The basis for the American fur-trapping industry where many traders ventured to the Rocky Mountains each summer to trade with fur-trappers and Indians for pelts in exchange for manufactured goods.
Aggressive and often heedless exploitation of Western America's natural resources
An american painter and student of Native American life. He was one of the first Americans to advocate for the preservation of nature. He proposed for the creation of a national park.
Ireland Potato Famine
In the mid-1840s, a disease fell upon the potato crops, which the people had become very closely dependent on. About 1/4 of Irelands population died of disease and starvation. Several thousand Irish that survived fled to America to escape the famine.
The Ancient Order of the Hibernians
A semisecret society founded founded in Ireland to fight landlords that served in America as a benevolent society to aid the downtrodden Irish immigrants.
An Irish miners' union who engaged in a violent confrontation with pennsylvania mining companies in the 1860s and 70s.
"Native" americans who feared that immigrants would take jobs away frm them and impose their Roman Catholic beliefs on society.
Order of the Star-Spangled Banner/ Know Nothing Party
People involved in this group advocated for rigid restrictions on immigration and naturalization and for laws authorizing the deportation of alien paupers.
"Father of the Factory System" in America; escaped Britain with the memorized plans for the textile machinery; put into operation the first efficient American machinery for spinning cotton thread in 1791.
A Quaker capitalist from Rhode Island who financially backed Samuel Slater in his building of a machine to spin cotton thread.
A mechanical genius from Massachusetts who invented the cotton gin, which greatly improved efficiency, and the South was able to clear more acres of cotton fields, which also increased the demand for slaves. Whitney was also the inventor of interchangable parts for muskets used by the U.S. Army.
Invented by Eli Whitney in 1793. It removed seeds from cotton fibers. Now cotton could be processed quickly and cheaply.
Change in technology, brought about by improvements in machinery and by use of steam power.
Invented the sewing machine in 1846 which became the foundation of the ready-made clothing industry.
First passed in New York in 1848, this allowed businessmen to create corporationswithout applying for individual charters from the legislature.
Samuel F. B. Morse
He was a poor portrait painter who invented the telegraph. In 1844, he strung a wire 40 miles from Washington to Boston and tapped out, "What hath God wrought?" He brought distantly separated people in almost instant communication.
Commonwealth v. Hunt

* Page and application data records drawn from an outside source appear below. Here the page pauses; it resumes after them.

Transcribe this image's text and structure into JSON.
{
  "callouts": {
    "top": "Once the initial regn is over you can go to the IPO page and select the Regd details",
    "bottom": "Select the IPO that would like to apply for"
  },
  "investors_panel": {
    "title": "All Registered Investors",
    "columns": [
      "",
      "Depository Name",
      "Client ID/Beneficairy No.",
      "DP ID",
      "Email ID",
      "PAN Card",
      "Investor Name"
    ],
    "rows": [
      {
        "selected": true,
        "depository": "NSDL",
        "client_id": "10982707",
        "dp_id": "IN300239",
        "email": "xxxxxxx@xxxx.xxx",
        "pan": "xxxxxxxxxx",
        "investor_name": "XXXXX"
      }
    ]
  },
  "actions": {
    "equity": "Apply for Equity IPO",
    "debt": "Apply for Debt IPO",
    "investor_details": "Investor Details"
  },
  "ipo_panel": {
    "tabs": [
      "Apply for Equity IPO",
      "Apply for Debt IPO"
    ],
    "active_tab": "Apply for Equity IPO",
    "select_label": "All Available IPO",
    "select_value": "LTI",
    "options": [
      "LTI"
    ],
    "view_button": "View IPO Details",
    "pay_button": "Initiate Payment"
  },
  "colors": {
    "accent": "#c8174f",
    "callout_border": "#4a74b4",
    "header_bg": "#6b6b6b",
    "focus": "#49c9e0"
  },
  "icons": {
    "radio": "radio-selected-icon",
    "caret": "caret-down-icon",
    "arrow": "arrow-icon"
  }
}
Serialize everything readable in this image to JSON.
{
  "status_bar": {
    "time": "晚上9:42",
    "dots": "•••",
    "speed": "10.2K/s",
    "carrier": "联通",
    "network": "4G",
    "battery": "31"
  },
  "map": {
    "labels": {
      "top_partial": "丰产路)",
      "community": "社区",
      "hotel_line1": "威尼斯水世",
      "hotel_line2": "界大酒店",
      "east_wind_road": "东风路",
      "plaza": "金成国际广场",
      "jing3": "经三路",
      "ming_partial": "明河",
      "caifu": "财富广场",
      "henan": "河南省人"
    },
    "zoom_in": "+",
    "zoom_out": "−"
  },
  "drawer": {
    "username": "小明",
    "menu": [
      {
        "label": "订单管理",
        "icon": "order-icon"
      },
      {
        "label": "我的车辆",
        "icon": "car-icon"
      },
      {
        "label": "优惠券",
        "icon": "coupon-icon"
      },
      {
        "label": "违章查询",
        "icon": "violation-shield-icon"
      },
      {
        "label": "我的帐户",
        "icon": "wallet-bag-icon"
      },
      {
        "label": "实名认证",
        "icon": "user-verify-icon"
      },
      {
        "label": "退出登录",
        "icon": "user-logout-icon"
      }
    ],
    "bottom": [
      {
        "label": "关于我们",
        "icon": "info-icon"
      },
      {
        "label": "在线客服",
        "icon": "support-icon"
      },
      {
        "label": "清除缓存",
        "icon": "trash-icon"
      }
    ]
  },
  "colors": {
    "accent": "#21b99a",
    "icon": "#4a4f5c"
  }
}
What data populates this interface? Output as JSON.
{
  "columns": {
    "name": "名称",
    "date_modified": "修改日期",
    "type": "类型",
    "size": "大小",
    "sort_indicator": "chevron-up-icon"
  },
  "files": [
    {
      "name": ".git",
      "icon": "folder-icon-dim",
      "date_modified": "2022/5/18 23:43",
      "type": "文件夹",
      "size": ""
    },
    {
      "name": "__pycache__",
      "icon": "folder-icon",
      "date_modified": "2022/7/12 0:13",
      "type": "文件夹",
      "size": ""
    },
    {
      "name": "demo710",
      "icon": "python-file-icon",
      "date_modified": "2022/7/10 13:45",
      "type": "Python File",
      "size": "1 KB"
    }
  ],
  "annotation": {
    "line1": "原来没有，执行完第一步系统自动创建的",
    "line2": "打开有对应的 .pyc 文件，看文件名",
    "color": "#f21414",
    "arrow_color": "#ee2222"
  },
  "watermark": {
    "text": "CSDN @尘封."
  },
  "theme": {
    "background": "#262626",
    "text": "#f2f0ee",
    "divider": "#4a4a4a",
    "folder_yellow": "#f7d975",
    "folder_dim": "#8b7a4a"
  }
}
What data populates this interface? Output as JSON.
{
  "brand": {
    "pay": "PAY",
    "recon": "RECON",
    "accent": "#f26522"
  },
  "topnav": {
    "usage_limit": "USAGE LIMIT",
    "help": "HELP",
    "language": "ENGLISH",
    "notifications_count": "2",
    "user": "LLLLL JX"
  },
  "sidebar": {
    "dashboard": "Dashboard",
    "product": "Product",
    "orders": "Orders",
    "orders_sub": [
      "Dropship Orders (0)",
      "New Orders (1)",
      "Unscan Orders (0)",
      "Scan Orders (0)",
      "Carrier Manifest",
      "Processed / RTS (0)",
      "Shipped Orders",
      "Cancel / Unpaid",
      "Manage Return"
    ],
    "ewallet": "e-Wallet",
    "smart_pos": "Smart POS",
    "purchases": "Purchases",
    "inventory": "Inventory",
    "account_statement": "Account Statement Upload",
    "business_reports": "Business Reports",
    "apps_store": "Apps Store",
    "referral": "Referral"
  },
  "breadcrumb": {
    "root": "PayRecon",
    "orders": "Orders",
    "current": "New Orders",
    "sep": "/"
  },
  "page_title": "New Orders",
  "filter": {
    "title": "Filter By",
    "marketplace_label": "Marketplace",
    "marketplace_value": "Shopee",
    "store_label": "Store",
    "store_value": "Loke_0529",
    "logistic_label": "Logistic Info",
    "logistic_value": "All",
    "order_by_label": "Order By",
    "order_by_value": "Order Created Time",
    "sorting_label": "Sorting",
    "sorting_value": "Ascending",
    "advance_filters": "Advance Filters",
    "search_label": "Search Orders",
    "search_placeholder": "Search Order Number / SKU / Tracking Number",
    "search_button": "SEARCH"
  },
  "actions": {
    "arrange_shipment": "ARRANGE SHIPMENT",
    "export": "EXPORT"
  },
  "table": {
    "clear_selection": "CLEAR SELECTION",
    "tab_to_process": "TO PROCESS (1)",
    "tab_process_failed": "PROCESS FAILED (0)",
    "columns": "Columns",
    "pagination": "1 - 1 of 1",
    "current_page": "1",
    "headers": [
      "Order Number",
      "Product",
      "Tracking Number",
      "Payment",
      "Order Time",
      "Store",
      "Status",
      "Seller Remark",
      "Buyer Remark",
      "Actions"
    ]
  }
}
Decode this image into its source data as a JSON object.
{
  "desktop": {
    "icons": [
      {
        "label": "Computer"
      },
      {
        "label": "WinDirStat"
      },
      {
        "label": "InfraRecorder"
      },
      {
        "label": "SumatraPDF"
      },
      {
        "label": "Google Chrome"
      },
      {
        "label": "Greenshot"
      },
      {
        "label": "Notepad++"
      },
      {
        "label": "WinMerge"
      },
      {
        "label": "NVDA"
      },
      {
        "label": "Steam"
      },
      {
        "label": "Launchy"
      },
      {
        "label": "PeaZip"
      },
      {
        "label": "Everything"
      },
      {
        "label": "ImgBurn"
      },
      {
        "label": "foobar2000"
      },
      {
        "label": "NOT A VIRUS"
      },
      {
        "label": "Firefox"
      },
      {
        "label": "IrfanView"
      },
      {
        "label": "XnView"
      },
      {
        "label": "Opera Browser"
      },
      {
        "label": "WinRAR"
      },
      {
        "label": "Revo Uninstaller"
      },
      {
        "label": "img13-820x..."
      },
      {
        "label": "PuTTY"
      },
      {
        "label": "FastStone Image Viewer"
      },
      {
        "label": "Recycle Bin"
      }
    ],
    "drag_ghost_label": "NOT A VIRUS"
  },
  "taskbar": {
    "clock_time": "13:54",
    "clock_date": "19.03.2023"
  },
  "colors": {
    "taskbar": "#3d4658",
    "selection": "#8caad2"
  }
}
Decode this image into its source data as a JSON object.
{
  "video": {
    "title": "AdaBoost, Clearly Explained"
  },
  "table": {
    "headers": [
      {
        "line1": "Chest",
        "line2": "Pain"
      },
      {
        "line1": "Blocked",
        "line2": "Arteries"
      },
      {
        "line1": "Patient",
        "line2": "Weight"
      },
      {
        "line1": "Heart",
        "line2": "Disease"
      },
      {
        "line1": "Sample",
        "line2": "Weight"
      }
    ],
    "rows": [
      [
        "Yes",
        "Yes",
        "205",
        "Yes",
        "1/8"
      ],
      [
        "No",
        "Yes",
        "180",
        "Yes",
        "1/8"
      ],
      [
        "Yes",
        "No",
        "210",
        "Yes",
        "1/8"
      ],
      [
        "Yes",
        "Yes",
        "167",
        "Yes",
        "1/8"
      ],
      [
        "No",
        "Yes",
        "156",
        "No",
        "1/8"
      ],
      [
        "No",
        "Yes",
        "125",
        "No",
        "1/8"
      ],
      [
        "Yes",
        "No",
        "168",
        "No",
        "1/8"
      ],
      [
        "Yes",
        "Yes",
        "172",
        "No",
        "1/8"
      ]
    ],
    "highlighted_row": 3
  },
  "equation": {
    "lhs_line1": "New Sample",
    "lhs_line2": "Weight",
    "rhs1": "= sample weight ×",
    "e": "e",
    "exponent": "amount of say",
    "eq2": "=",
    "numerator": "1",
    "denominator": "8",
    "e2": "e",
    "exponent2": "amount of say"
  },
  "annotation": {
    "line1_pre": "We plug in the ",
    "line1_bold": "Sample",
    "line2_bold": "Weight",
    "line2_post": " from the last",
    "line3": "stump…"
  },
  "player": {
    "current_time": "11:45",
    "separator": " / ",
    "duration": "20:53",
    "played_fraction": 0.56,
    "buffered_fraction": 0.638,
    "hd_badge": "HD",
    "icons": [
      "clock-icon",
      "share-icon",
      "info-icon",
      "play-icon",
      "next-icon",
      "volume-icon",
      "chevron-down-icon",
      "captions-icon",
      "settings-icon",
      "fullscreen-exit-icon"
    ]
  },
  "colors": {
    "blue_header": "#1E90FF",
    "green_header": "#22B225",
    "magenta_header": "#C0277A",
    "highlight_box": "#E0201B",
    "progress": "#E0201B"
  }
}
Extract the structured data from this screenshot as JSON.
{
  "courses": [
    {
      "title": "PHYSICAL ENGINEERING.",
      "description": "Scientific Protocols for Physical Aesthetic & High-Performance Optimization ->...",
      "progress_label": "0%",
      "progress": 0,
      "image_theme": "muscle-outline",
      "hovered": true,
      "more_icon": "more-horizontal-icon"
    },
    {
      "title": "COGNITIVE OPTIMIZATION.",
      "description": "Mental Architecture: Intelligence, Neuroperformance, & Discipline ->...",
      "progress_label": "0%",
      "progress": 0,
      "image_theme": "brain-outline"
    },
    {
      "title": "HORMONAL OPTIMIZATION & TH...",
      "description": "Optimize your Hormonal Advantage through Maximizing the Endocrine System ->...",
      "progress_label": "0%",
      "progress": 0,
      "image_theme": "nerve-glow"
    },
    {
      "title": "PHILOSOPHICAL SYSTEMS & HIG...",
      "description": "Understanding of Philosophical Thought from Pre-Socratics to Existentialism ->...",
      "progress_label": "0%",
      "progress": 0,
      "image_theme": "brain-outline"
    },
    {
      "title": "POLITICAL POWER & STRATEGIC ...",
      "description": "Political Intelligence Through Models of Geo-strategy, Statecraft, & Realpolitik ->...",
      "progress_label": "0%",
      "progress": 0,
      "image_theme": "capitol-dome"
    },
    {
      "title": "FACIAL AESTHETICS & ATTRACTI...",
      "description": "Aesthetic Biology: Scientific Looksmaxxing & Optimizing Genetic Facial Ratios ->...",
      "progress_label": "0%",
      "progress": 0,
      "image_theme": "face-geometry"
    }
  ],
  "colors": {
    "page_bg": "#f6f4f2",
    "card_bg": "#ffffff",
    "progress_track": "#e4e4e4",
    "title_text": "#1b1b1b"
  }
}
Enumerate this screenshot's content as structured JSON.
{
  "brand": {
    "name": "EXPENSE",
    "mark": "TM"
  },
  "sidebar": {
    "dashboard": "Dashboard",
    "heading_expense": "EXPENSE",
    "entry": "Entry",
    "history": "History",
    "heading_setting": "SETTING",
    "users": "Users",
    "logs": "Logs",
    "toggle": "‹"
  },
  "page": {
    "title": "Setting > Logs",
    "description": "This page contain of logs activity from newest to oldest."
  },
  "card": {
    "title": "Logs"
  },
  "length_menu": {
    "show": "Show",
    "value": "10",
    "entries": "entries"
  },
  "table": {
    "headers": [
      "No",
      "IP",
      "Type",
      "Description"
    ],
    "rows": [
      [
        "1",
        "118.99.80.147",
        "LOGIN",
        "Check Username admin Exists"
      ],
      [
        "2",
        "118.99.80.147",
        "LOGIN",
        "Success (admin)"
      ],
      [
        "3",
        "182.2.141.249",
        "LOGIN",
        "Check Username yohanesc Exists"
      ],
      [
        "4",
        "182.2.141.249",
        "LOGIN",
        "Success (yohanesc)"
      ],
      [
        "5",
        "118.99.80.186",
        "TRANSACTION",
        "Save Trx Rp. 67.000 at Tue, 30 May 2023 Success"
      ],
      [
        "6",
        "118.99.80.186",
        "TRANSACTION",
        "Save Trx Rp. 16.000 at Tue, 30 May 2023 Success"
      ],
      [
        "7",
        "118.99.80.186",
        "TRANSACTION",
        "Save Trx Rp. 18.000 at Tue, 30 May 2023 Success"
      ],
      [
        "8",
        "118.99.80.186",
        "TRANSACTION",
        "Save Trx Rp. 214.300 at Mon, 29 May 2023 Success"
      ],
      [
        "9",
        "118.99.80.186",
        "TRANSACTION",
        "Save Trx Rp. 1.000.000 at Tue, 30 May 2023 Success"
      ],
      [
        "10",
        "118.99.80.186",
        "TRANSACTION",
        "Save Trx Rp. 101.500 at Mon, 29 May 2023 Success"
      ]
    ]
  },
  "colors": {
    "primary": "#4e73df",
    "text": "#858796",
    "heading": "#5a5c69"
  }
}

In 1842, the supreme court of Massachusetts ruled that labor unions were not illegal conspiracies, provided that their methods were "honorable and peaceful."
The sister of Harriet Beecher Stowe. She tirelessly urged women to enter into the teaching profession.
"cult of domesticity"
Emphasizing the role of good homemaker, it made the home a woman's special sphere.
A Virginia-born man who, in the 1830s, invented the mower-reaper. With the use of this tool a single man could do the work of five men with sickles and scythes. His invention was the equivalent in the west to the cotton gin to the south. This invention led to cash-crop culture dominating the west.
A private company completed this in Pennsylvania in the 1790s. It was a broad, hard-surfaced highway that extended 62 miles from Philadelphia to Lancaster. This was essentially a toll road that was successful in that it returned as high as 15% annual dividends to its stockholders.
Inventor of the steamboat, which as a boat that had a powerful steam engine. These enabled boats to travel upstream on rivers, thus increasing trade while at the same time improving inter and state transportation.
Under the leadership of Governor DeWitt Clinton, New Yorkers themselvesdug the Erie Canal which linked the Great Lakes with the Hudson River. This project, also known as "Clinton's Big Ditch," was started in 1817 and was finished in 1825 and stretched 363 miles.
In 1858, he stretched a cable under the North Atlantic waters from Newfoundland to Ireland. This first cable went dead after 3 weeks but a heavier cable was laid in 1866, permanently linking the American and European continents.
Long, narrow, wooden ships made in the 1840s and 1850s, with tall masts and enormous sails. These ships were very fast moving through the water and were used for trade, especially for transporting perishable products to distant countries such as in the Far East. However, these ships did sacrifice cargo space for speed.
This was established in 1860 to carry mail quickly the two thousand miles between St. Joseph, Missouri to Sacramento, California. This trip could be made in 10 days.